It’s hard not to groan when remasters are announced at times – new titles are always preferred over rehashes – but when they give you the opportunity to play something that you missed the first time around they’re undoubtedly handy.
For me, King Art’s The Raven is one such title. Released on PC in 2013 and PlayStation 3 in 2014, it promised murder and mystery in a typical point and click adventure game package, but I just never got around to playing it. Now remastered and re-released on Xbox One and PlayStation 4, however, I’ve not let it slip past me once again.
Split into three chapters, The Raven Remastered puts you in control of Anton Jakob Zellner, a middle-aged Swiss police constable out to prove himself after becoming involved with the possible resurgence of the Raven, a master thief who’s believed to be eyeing up a set of rubies known as the Eyes of the Sphinx. On the case is the well-known inspector Nicolas Legrand, who, having reportedly shot dead the Raven four years ago, is now questioning if he gunned down the right man.
Mystery is at the heart of The Raven Remastered, and it proves to be the game’s biggest asset. Straight away the game’s plot grabs you, and thanks to a cast of larger-than-life characters and praiseworthy voice acting, it keeps your attention until the end credits roll. There’s murder, drama and subterfuge, but The Raven Remastered also has its lighter moments that will make you chuckle. It’s a love letter to the likes of Agatha Christie; one that surely has an audience despite some shortcomings with regards to gameplay.
The Raven Remastered plays like any modern day console point and click adventure game. You move the portly constable Zellner around a range of environments with the left stick, and once you’re in range with an item or object you can interact with, you can press the respective face button to do so. Often, you can select exactly which object or item you want to interact with via the right stick too, when there are multiple options in close proximity. It’s fairly standard stuff, much like the game’s inventory system which also doesn’t do anything out of the ordinary.

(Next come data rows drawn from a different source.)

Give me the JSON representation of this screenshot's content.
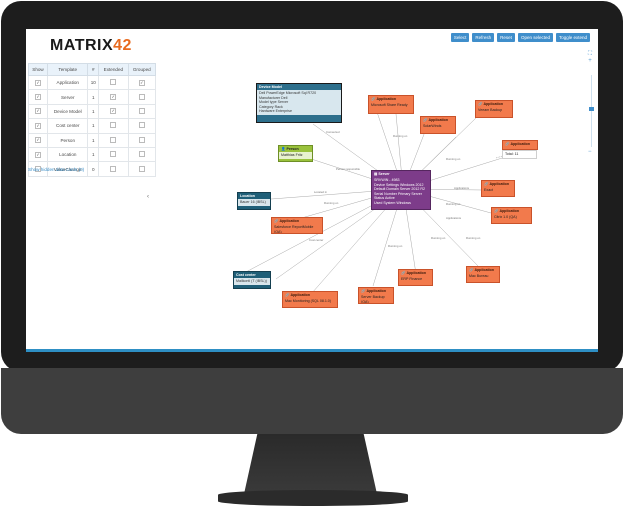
{
  "brand": {
    "prefix": "MATRIX",
    "number": "42"
  },
  "toolbar": [
    "Select",
    "Refresh",
    "Reset",
    "Open selected",
    "Toggle extend"
  ],
  "grid": {
    "headers": [
      "Show",
      "Template",
      "#",
      "Extended",
      "Grouped"
    ],
    "rows": [
      {
        "template": "Application",
        "count": "10"
      },
      {
        "template": "Server",
        "count": "1"
      },
      {
        "template": "Device Model",
        "count": "1"
      },
      {
        "template": "Cost center",
        "count": "1"
      },
      {
        "template": "Person",
        "count": "1"
      },
      {
        "template": "Location",
        "count": "1"
      },
      {
        "template": "ValueChange",
        "count": "0"
      }
    ]
  },
  "show_hidden": "Show hidden data cards (0)",
  "zoom": {
    "plus": "+",
    "minus": "−"
  },
  "nodes": {
    "server": {
      "title": "Server",
      "name": "SRVWIN - 4983",
      "lines": [
        "Device Settings   Windows 2012",
        "Default Domain    Server 2012 R2",
        "Serial Number     Primary Server",
        "Status            Active",
        "Used System       Windows",
        "Public IP         192.168.0.14"
      ]
    },
    "device_model": {
      "title": "Device Model",
      "name": "Dell PowerEdge Microsoft Sql R720",
      "lines": [
        "Manufacturer   Dell",
        "Model type     Server",
        "Category       Rack",
        "Hardware       Enterprise"
      ]
    },
    "person": {
      "title": "Person",
      "name": "Matthias Fritz"
    },
    "location": {
      "title": "Location",
      "name": "Bauer 16 (IBSL)"
    },
    "cost_center": {
      "title": "Cost center",
      "name": "Mailkontl (T (IBSL))"
    },
    "total": {
      "name": "Total: 11"
    },
    "apps": [
      {
        "title": "Application",
        "name": "Microsoft Share Ready"
      },
      {
        "title": "Application",
        "name": "SolarWinds"
      },
      {
        "title": "Application",
        "name": "Veeam Backup"
      },
      {
        "title": "Application",
        "name": "Total 11"
      },
      {
        "title": "Application",
        "name": "Exact"
      },
      {
        "title": "Application",
        "name": "Citrix 1.0 (QA)"
      },
      {
        "title": "Application",
        "name": "Salesforce ReportMobile (QA)"
      },
      {
        "title": "Application",
        "name": "Server Backup (QA)"
      },
      {
        "title": "Application",
        "name": "ERP Finance"
      },
      {
        "title": "Application",
        "name": "Mac Bureau"
      },
      {
        "title": "Application",
        "name": "Mac Monitoring (SQL 08.1.0)"
      }
    ]
  },
  "colors": {
    "accent": "#3f8ecb",
    "application": "#f27a4c",
    "server": "#7d3c8a",
    "location": "#1f5f78",
    "person": "#9ac23c"
  }
}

The trouble with The Raven Remastered, however, is that your character’s movement is unduly laboured and finicky. You’ll often wrestle with the controls to try and get constable Zellner correctly lined up with an object, and in smaller areas he tends to get momentarily stuck on pieces of scenery. The sluggish and quite frankly glitchy movement of constable Zellner threatens to take the fun out of the experience at times, but only the most impatient players will find it bad enough to cease playing entirely.
Aside from the movement issues, The Raven Remastered‘s only other bugbear is typical of the point and click genre; occasional illogical puzzles that will have you trying random items from your inventory on other items in the hope that they’ll work. To be fair, The Raven Remastered isn’t as guilty as most for this, but it does still have its moments.
Otherwise though, playing The Raven Remastered is an engaging and enjoyable experience. Progress is made rather swiftly, and the gameplay is kept fresh by the inclusion of the odd mini-game. Running at around 10 hours long, it’s a game that grabs your attention and doesn’t outstay its welcome. It doesn’t feel like there’s any filler.
As far as the remastering process goes, The Raven has had a noticeable upgrade for this release, but it’s still not going to overly impress. At a distance, character models have a likeable, almost cartoonish appearance. When the camera moves in close, however, it exposes their flaws; namely their cold, dead eyes and simply adequate lip-syncing. Still, on the whole, The Raven Remastered is visually appealing thanks to its new lighting effects and general quirkiness.
If, like me, you like a good crime thriller and missed The Raven the first time around, don’t let The Raven Remastered pass you by. It may not have truly next-gen visuals and the movement of constable Zellner may be a little clunky, but its captivating story, entertaining characters and rewarding point and click gameplay more than compensate for any shortcomings. The Raven Remastered is a good example of why ports and remasters are important in the right circumstances; they allow more gamers to lay their hands on quality titles that may have flown under their radar or that they simply didn’t have time for in the past. Gems like this are easily buried and forgotten about in a swathe of AAA releases, but now you’ve got another chance to delve into it, and this time with more bells and whistles.